“I’m going to ignore that,” Heather said. She scrubbed her hands through her very attractive pixie cut and gave Jennifer the middle finger. “I happen to like my hair and you can shove it up your ass.”
“Ladies, that’s enough,” June, the resident peacemaker, chastised with a giggle. “We need to get back to work. But honestly, Daisy, when was the last time you had a date?”
Her question was asked kindly. These women adored me as much as I adored them, but my personal life was mine—embarrassingly awful and mine. They had worried about me for months after Steve died. It had taken me almost a year to decide that my husband would want me to be a happy person and not mope around for the rest of my life.

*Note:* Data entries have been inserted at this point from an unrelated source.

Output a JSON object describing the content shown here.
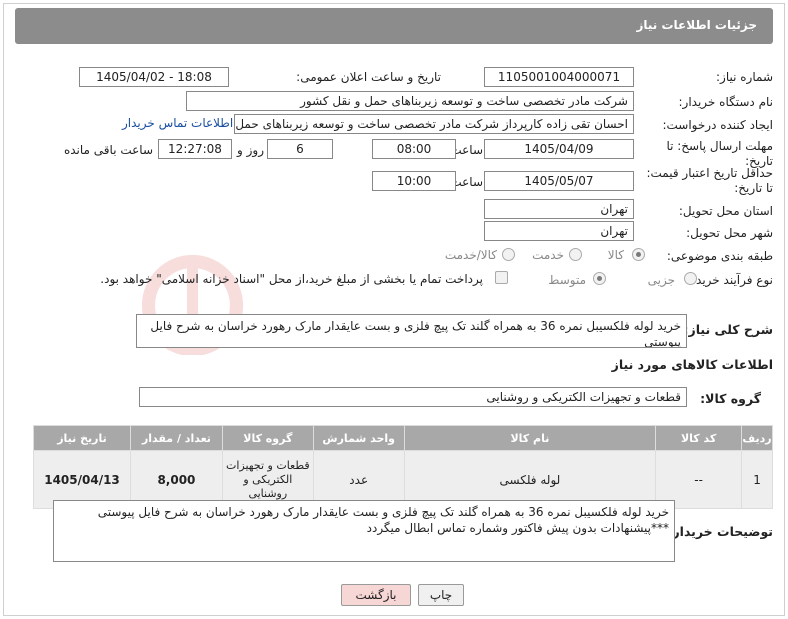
{
  "header": {
    "title": "جزئیات اطلاعات نیاز"
  },
  "labels": {
    "need_number": "شماره نیاز:",
    "announce_datetime": "تاریخ و ساعت اعلان عمومی:",
    "buyer_org": "نام دستگاه خریدار:",
    "requester": "ایجاد کننده درخواست:",
    "deadline": "مهلت ارسال پاسخ: تا تاریخ:",
    "min_price_validity": "حداقل تاریخ اعتبار قیمت: تا تاریخ:",
    "time": "ساعت",
    "time2": "ساعت",
    "day_and": "روز و",
    "remaining": "ساعت باقی مانده",
    "delivery_province": "استان محل تحویل:",
    "delivery_city": "شهر محل تحویل:",
    "category": "طبقه بندی موضوعی:",
    "process_type": "نوع فرآیند خرید :",
    "general_desc": "شرح کلی نیاز:",
    "goods_info": "اطلاعات کالاهای مورد نیاز",
    "goods_group": "گروه کالا:",
    "buyer_notes": "توضیحات خریدار:"
  },
  "values": {
    "need_number": "1105001004000071",
    "announce_datetime": "1405/04/02 - 18:08",
    "buyer_org": "شرکت مادر تخصصی ساخت و توسعه زیربناهای حمل و نقل کشور",
    "requester": "احسان تقی زاده کارپرداز شرکت مادر تخصصی ساخت و توسعه زیربناهای حمل و",
    "contact_link": "اطلاعات تماس خریدار",
    "deadline_date": "1405/04/09",
    "deadline_time": "08:00",
    "days": "6",
    "remaining_time": "12:27:08",
    "validity_date": "1405/05/07",
    "validity_time": "10:00",
    "province": "تهران",
    "city": "تهران",
    "general_desc": "خرید لوله فلکسیبل نمره 36 به همراه گلند تک پیچ فلزی و بست عایقدار مارک رهورد خراسان به شرح فایل پیوستی",
    "goods_group": "قطعات و تجهیزات الکتریکی و روشنایی",
    "buyer_notes_line1": "خرید لوله فلکسیبل نمره 36 به همراه گلند تک پیچ فلزی و بست عایقدار مارک رهورد خراسان به شرح فایل پیوستی",
    "buyer_notes_line2": "***پیشنهادات بدون پیش فاکتور وشماره تماس ابطال میگردد"
  },
  "category_options": [
    {
      "label": "کالا",
      "selected": true
    },
    {
      "label": "خدمت",
      "selected": false
    },
    {
      "label": "کالا/خدمت",
      "selected": false
    }
  ],
  "process_options": [
    {
      "label": "جزیی",
      "selected": false
    },
    {
      "label": "متوسط",
      "selected": true
    }
  ],
  "payment_note": "پرداخت تمام یا بخشی از مبلغ خرید،از محل \"اسناد خزانه اسلامی\" خواهد بود.",
  "table": {
    "headers": [
      "ردیف",
      "کد کالا",
      "نام کالا",
      "واحد شمارش",
      "گروه کالا",
      "تعداد / مقدار",
      "تاریخ نیاز"
    ],
    "rows": [
      [
        "1",
        "--",
        "لوله فلکسی",
        "عدد",
        "قطعات و تجهیزات الکتریکی و روشنایی",
        "8,000",
        "1405/04/13"
      ]
    ]
  },
  "buttons": {
    "print": "چاپ",
    "back": "بازگشت"
  },
  "colors": {
    "header_bg": "#8c8c8c",
    "table_header_bg": "#a8a8a8",
    "back_button_bg": "#f7d6d6",
    "link": "#1a4fa0"
  }
}
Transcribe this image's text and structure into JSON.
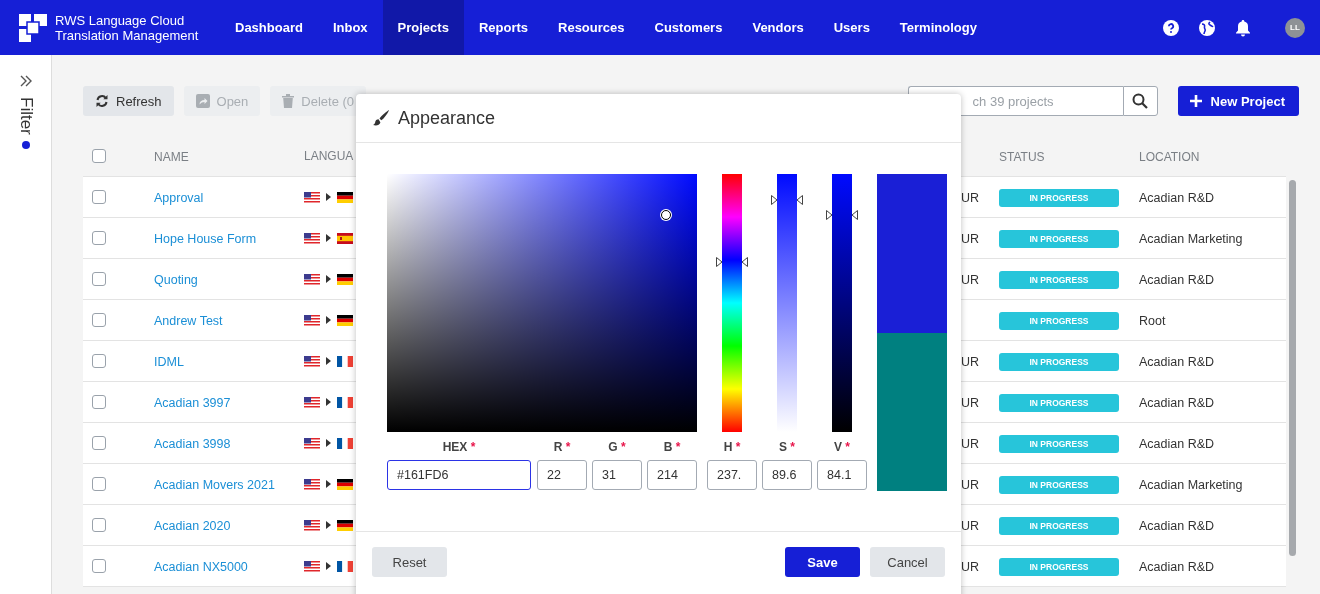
{
  "app": {
    "title_lines": [
      "RWS Language Cloud",
      "Translation Management"
    ]
  },
  "nav": [
    {
      "label": "Dashboard",
      "selected": false
    },
    {
      "label": "Inbox",
      "selected": false
    },
    {
      "label": "Projects",
      "selected": true
    },
    {
      "label": "Reports",
      "selected": false
    },
    {
      "label": "Resources",
      "selected": false
    },
    {
      "label": "Customers",
      "selected": false
    },
    {
      "label": "Vendors",
      "selected": false
    },
    {
      "label": "Users",
      "selected": false
    },
    {
      "label": "Terminology",
      "selected": false
    }
  ],
  "user": {
    "initials": "LL"
  },
  "sidebar": {
    "label": "Filter",
    "active": true
  },
  "toolbar": [
    {
      "kind": "refresh",
      "label": "Refresh",
      "disabled": false
    },
    {
      "kind": "open",
      "label": "Open",
      "disabled": true
    },
    {
      "kind": "delete",
      "label": "Delete (0",
      "disabled": true
    }
  ],
  "search": {
    "placeholder": "ch 39 projects"
  },
  "new_button": {
    "label": "New Project"
  },
  "table": {
    "select_all": {
      "checked": false
    },
    "columns": [
      "NAME",
      "LANGUA",
      "STATUS",
      "LOCATION"
    ],
    "rows": [
      {
        "checked": false,
        "name": "Approval",
        "flags": [
          {
            "kind": "us"
          },
          {
            "kind": "de"
          }
        ],
        "currency": "UR",
        "status": "IN PROGRESS",
        "location": "Acadian R&D"
      },
      {
        "checked": false,
        "name": "Hope House Form",
        "flags": [
          {
            "kind": "us"
          },
          {
            "kind": "es"
          }
        ],
        "currency": "UR",
        "status": "IN PROGRESS",
        "location": "Acadian Marketing"
      },
      {
        "checked": false,
        "name": "Quoting",
        "flags": [
          {
            "kind": "us"
          },
          {
            "kind": "de"
          }
        ],
        "currency": "UR",
        "status": "IN PROGRESS",
        "location": "Acadian R&D"
      },
      {
        "checked": false,
        "name": "Andrew Test",
        "flags": [
          {
            "kind": "us"
          },
          {
            "kind": "de"
          }
        ],
        "status": "IN PROGRESS",
        "location": "Root"
      },
      {
        "checked": false,
        "name": "IDML",
        "flags": [
          {
            "kind": "us"
          },
          {
            "kind": "fr"
          }
        ],
        "currency": "UR",
        "status": "IN PROGRESS",
        "location": "Acadian R&D"
      },
      {
        "checked": false,
        "name": "Acadian 3997",
        "flags": [
          {
            "kind": "us"
          },
          {
            "kind": "fr"
          }
        ],
        "currency": "UR",
        "status": "IN PROGRESS",
        "location": "Acadian R&D"
      },
      {
        "checked": false,
        "name": "Acadian 3998",
        "flags": [
          {
            "kind": "us"
          },
          {
            "kind": "fr"
          }
        ],
        "currency": "UR",
        "status": "IN PROGRESS",
        "location": "Acadian R&D"
      },
      {
        "checked": false,
        "name": "Acadian Movers 2021",
        "flags": [
          {
            "kind": "us"
          },
          {
            "kind": "de"
          }
        ],
        "currency": "UR",
        "status": "IN PROGRESS",
        "location": "Acadian Marketing"
      },
      {
        "checked": false,
        "name": "Acadian 2020",
        "flags": [
          {
            "kind": "us"
          },
          {
            "kind": "de"
          }
        ],
        "currency": "UR",
        "status": "IN PROGRESS",
        "location": "Acadian R&D"
      },
      {
        "checked": false,
        "name": "Acadian NX5000",
        "flags": [
          {
            "kind": "us"
          },
          {
            "kind": "fr"
          }
        ],
        "currency": "UR",
        "status": "IN PROGRESS",
        "location": "Acadian R&D"
      }
    ]
  },
  "dialog": {
    "title": "Appearance",
    "sliders": [
      {
        "kind": "hue",
        "level": 0.66
      },
      {
        "kind": "saturation",
        "level": 0.9
      },
      {
        "kind": "value",
        "level": 0.84
      }
    ],
    "swatches": [
      {
        "color": "#1a1fd6"
      },
      {
        "color": "#008080"
      }
    ],
    "fields": [
      {
        "kind": "hex",
        "label": "HEX",
        "mark": "*",
        "value": "#161FD6",
        "focused": true
      },
      {
        "kind": "channel",
        "label": "R",
        "mark": "*",
        "value": "22",
        "focused": false
      },
      {
        "kind": "channel",
        "label": "G",
        "mark": "*",
        "value": "31",
        "focused": false
      },
      {
        "kind": "channel",
        "label": "B",
        "mark": "*",
        "value": "214",
        "focused": false
      },
      {
        "kind": "channel",
        "label": "H",
        "mark": "*",
        "value": "237.",
        "focused": false
      },
      {
        "kind": "channel",
        "label": "S",
        "mark": "*",
        "value": "89.6",
        "focused": false
      },
      {
        "kind": "channel",
        "label": "V",
        "mark": "*",
        "value": "84.1",
        "focused": false
      }
    ],
    "buttons": [
      {
        "kind": "secondary",
        "label": "Reset"
      },
      {
        "kind": "primary",
        "label": "Save"
      },
      {
        "kind": "secondary",
        "label": "Cancel"
      }
    ]
  }
}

It was actually a dream… he’d visited me in a dream. Steve had yelled at me for about an hour. It was awesome. He told me to get a haircut with some fun highlights and stop eating donuts for dinner. My best friend in the world forbade me from wearing sweatpants, t-shirts and flip-flops to the grocery and was appalled at the state of my manicure. I took him up on his bossy advice, but dating was not on the table anymore.
After Hairy CPA Stan of the Small Man-junk, I was done. Plus, I now had my deceased houseguests to deal with. Dead people and dating didn’t go well together.
“I went on a date of sorts last night,” I said. “It sucked and I’m taking a break.”
“Good luck with that,” Jennifer commented evenly as she put six sugars in her coffee. “Every time I make a statement like that, I end up with another husband sucking me dry.”
“Holy crap. Why do you have broken blood vessels around your eyes?” Heather asked with concern as she gently touched Jennifer’s face.
“Botox,” Jennifer replied with an eye roll and a laugh. “Got my alimony check from that bastard Scott and spent it on my face. When the divorce settlement from Bob comes in, I’m thinking about getting the fat sucked out of my ass and thighs.”
Jennifer certainly knew how to render a room silent. Heather just shook her head and sighed. Jennifer was on a self-improvement kick that didn’t include exercise or eating right. All she needed was money—compliments of her exes—and a plastic surgeon.
“Shit hasn’t kicked in yet,” Jennifer went on as she added another overflowing teaspoon of sugar to her coffee. “Got it done five days ago. Don’t think it worked. I’m still as wrinkly as Albert Einstein’s ass after a three-hour bath.”
“Dear God,” June said as she watched Jennifer create her caffeinated sugar rush. “You’re going to get diabetes. You need to use the fake kind.”
“Too many chemicals,” Jennifer told her. She added one more heaping teaspoon of sugar just to watch June blanch. “You can get cancer from that crap.”
“You’re disgusting,” Heather informed Jennifer as she looked on in horrified amazement.
“Thank you,” Jennifer replied with a smirk and a small curtsy. “But back to Daisy…”
Damn. I was hoping to get away without any more character assessments or advice.
“You just need to put yourself back out there and maybe date a guy with tattoos,” Jennifer suggested as she took a sip of her drink and gagged.
Pride made her drink the cup of caffeinated sugar. I laughed as I watched her power it down.
“I’ll take that under consideration,” I promised as I headed for the door.
Maybe taking a week away from my well-meaning coworkers would be a good thing.
Or maybe not.
I’d see them tonight at my birthday dinner. My birthday. My rules.
No discussing Daisy’s love life.
Good luck to me.